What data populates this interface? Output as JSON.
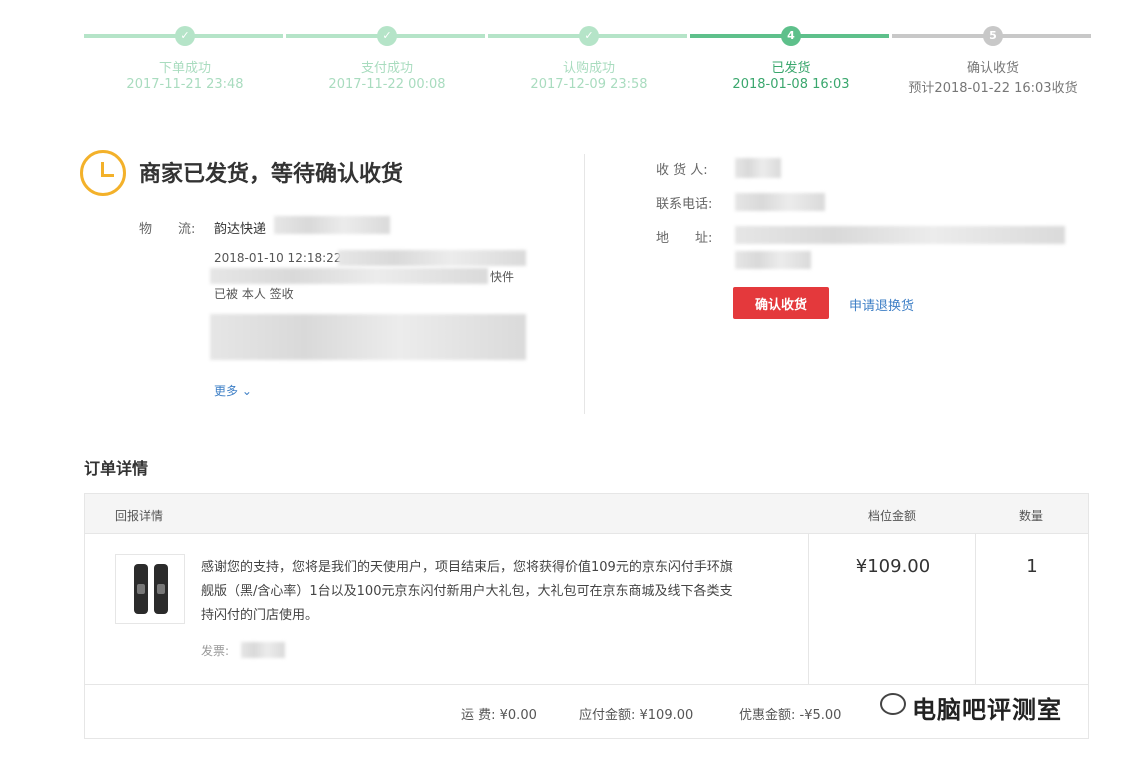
{
  "progress": {
    "steps": [
      {
        "num": "✓",
        "label": "下单成功",
        "time": "2017-11-21 23:48"
      },
      {
        "num": "✓",
        "label": "支付成功",
        "time": "2017-11-22 00:08"
      },
      {
        "num": "✓",
        "label": "认购成功",
        "time": "2017-12-09 23:58"
      },
      {
        "num": "4",
        "label": "已发货",
        "time": "2018-01-08 16:03"
      },
      {
        "num": "5",
        "label": "确认收货",
        "time": "预计2018-01-22 16:03收货"
      }
    ]
  },
  "status": {
    "title": "商家已发货，等待确认收货",
    "logistics_label": "物　　流:",
    "courier": "韵达快递",
    "track_time": "2018-01-10 12:18:22",
    "track_suffix": "快件",
    "signed": "已被 本人 签收",
    "more": "更多"
  },
  "receiver": {
    "name_label": "收 货 人:",
    "phone_label": "联系电话:",
    "address_label": "地　　址:",
    "confirm_button": "确认收货",
    "refund_link": "申请退换货"
  },
  "order": {
    "section_title": "订单详情",
    "headers": {
      "detail": "回报详情",
      "price": "档位金额",
      "qty": "数量"
    },
    "description": "感谢您的支持，您将是我们的天使用户，项目结束后，您将获得价值109元的京东闪付手环旗舰版（黑/含心率）1台以及100元京东闪付新用户大礼包，大礼包可在京东商城及线下各类支持闪付的门店使用。",
    "invoice_label": "发票:",
    "price": "¥109.00",
    "qty": "1",
    "shipping": "运 费: ¥0.00",
    "payable": "应付金额: ¥109.00",
    "discount": "优惠金额: -¥5.00"
  },
  "watermark": "电脑吧评测室",
  "colors": {
    "done": "#b5e4c8",
    "current": "#5ec08b",
    "todo": "#c8c8c8",
    "accent": "#e4393c",
    "link": "#3e7fc6",
    "clock": "#f3b12a"
  }
}
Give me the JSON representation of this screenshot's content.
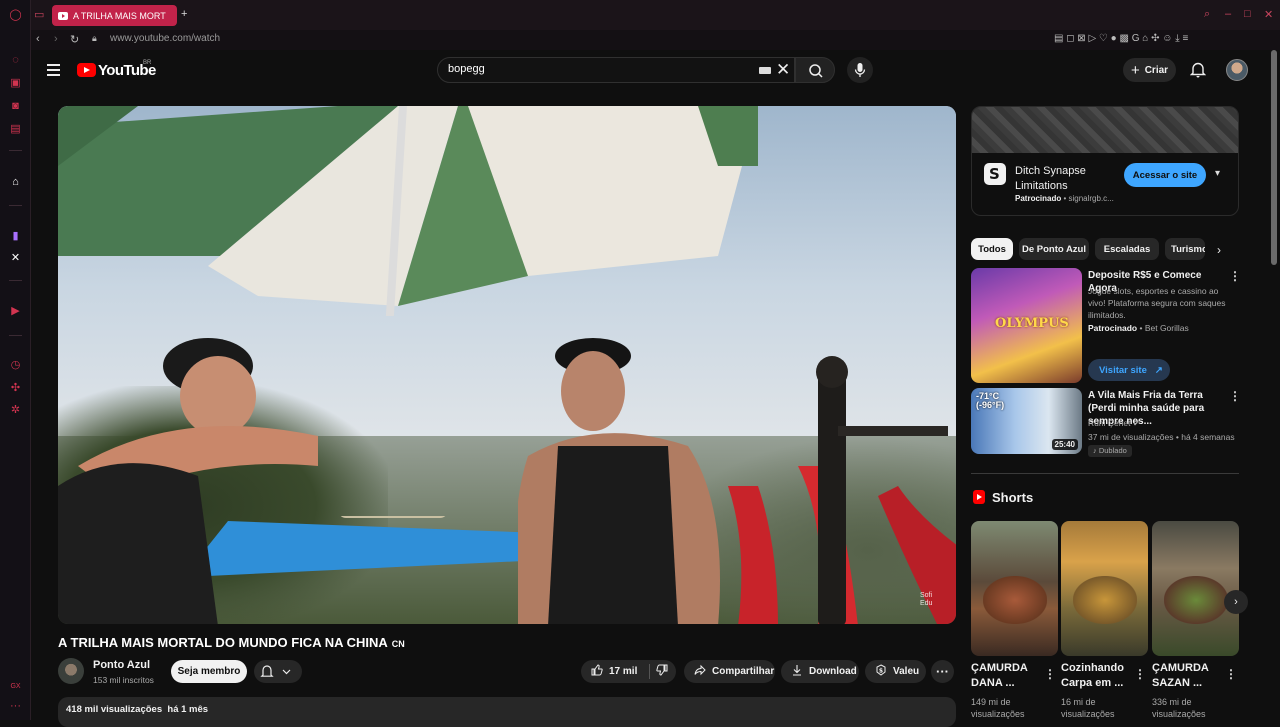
{
  "browser": {
    "tab_title": "A TRILHA MAIS MORT",
    "url": "www.youtube.com/watch"
  },
  "yt": {
    "logo_text": "YouTube",
    "country_code": "BR",
    "search_query": "bopegg",
    "create_label": "Criar"
  },
  "video": {
    "title": "A TRILHA MAIS MORTAL DO MUNDO FICA NA CHINA",
    "title_flag": "CN",
    "watermark_line1": "Sofi",
    "watermark_line2": "Edu",
    "channel_name": "Ponto Azul",
    "channel_subs": "153 mil inscritos",
    "member_label": "Seja membro",
    "likes": "17 mil",
    "share_label": "Compartilhar",
    "download_label": "Download",
    "thanks_label": "Valeu",
    "more_label": "···",
    "views": "418 mil visualizações",
    "age": "há 1 mês"
  },
  "ad": {
    "title": "Ditch Synapse Limitations",
    "sponsored": "Patrocinado",
    "domain": "signalrgb.c...",
    "cta": "Acessar o site"
  },
  "chips": [
    "Todos",
    "De Ponto Azul",
    "Escaladas",
    "Turismo"
  ],
  "recs": [
    {
      "title": "Deposite R$5 e Comece Agora",
      "desc": "Jogue slots, esportes e cassino ao vivo! Plataforma segura com saques ilimitados.",
      "sponsored": "Patrocinado",
      "advertiser": "Bet Gorillas",
      "thumb_text": "OLYMPUS",
      "cta": "Visitar site"
    },
    {
      "title": "A Vila Mais Fria da Terra (Perdi minha saúde para sempre nes...",
      "channel": "Ruhi Çenet",
      "meta": "37 mi de visualizações • há 4 semanas",
      "duration": "25:40",
      "thumb_text_1": "-71°C",
      "thumb_text_2": "(-96°F)",
      "badge": "Dublado"
    }
  ],
  "shorts": {
    "heading": "Shorts",
    "items": [
      {
        "title": "ÇAMURDA DANA ...",
        "views": "149 mi de visualizações"
      },
      {
        "title": "Cozinhando Carpa em ...",
        "views": "16 mi de visualizações"
      },
      {
        "title": "ÇAMURDA SAZAN ...",
        "views": "336 mi de visualizações"
      }
    ]
  },
  "colors": {
    "opera_accent": "#c2234a",
    "yt_red": "#ff0000",
    "link_blue": "#3ea6ff",
    "background": "#0f0f0f"
  }
}
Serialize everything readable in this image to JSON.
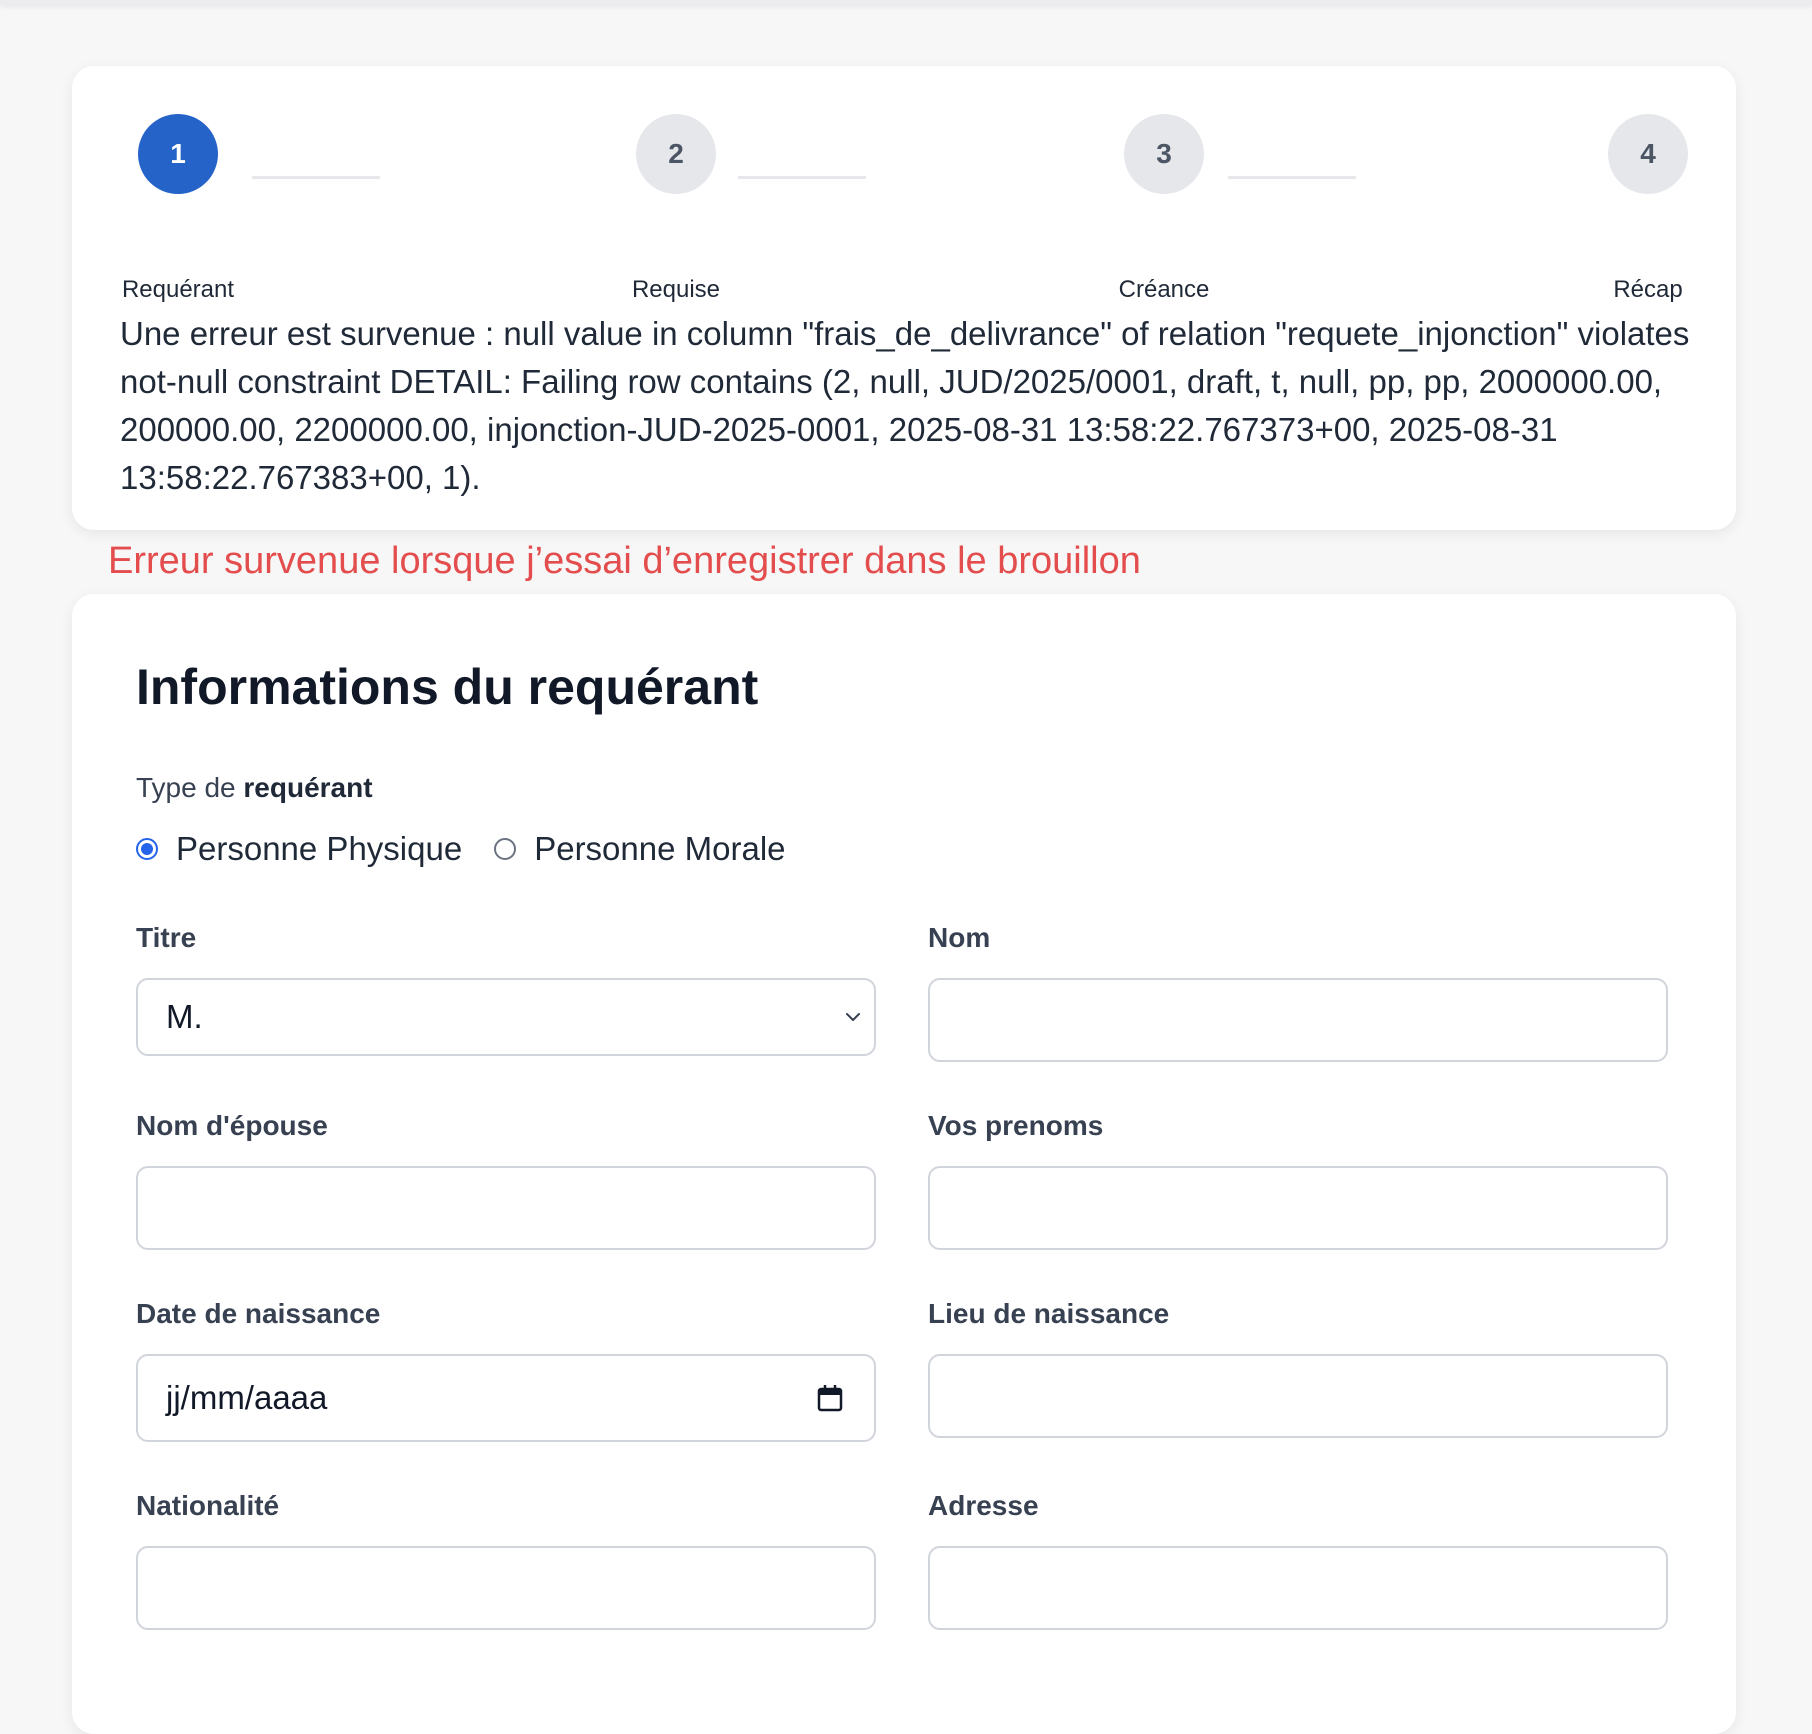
{
  "stepper": {
    "steps": [
      {
        "number": "1",
        "label": "Requérant",
        "active": true
      },
      {
        "number": "2",
        "label": "Requise",
        "active": false
      },
      {
        "number": "3",
        "label": "Créance",
        "active": false
      },
      {
        "number": "4",
        "label": "Récap",
        "active": false
      }
    ]
  },
  "error": {
    "message": "Une erreur est survenue : null value in column \"frais_de_delivrance\" of relation \"requete_injonction\" violates not-null constraint DETAIL: Failing row contains (2, null, JUD/2025/0001, draft, t, null, pp, pp, 2000000.00, 200000.00, 2200000.00, injonction-JUD-2025-0001, 2025-08-31 13:58:22.767373+00, 2025-08-31 13:58:22.767383+00, 1).",
    "annotation": "Erreur survenue lorsque j’essai d’enregistrer dans le brouillon",
    "annotation_color": "#e44d4d"
  },
  "form": {
    "title": "Informations du requérant",
    "type_label_prefix": "Type de ",
    "type_label_bold": "requérant",
    "radio_options": [
      "Personne Physique",
      "Personne Morale"
    ],
    "radio_selected": "Personne Physique",
    "fields": {
      "titre_label": "Titre",
      "titre_value": "M.",
      "nom_label": "Nom",
      "nom_value": "",
      "nom_epouse_label": "Nom d'épouse",
      "nom_epouse_value": "",
      "prenoms_label": "Vos prenoms",
      "prenoms_value": "",
      "date_naissance_label": "Date de naissance",
      "date_naissance_placeholder": "jj/mm/aaaa",
      "lieu_naissance_label": "Lieu de naissance",
      "lieu_naissance_value": "",
      "nationalite_label": "Nationalité",
      "nationalite_value": "",
      "adresse_label": "Adresse",
      "adresse_value": ""
    }
  },
  "colors": {
    "accent": "#2563c8",
    "radio_accent": "#2563eb",
    "page_bg": "#f7f7f8"
  }
}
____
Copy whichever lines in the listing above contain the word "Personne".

      "Personne Physique",
      "Personne Morale"
    "radio_selected": "Personne Physique",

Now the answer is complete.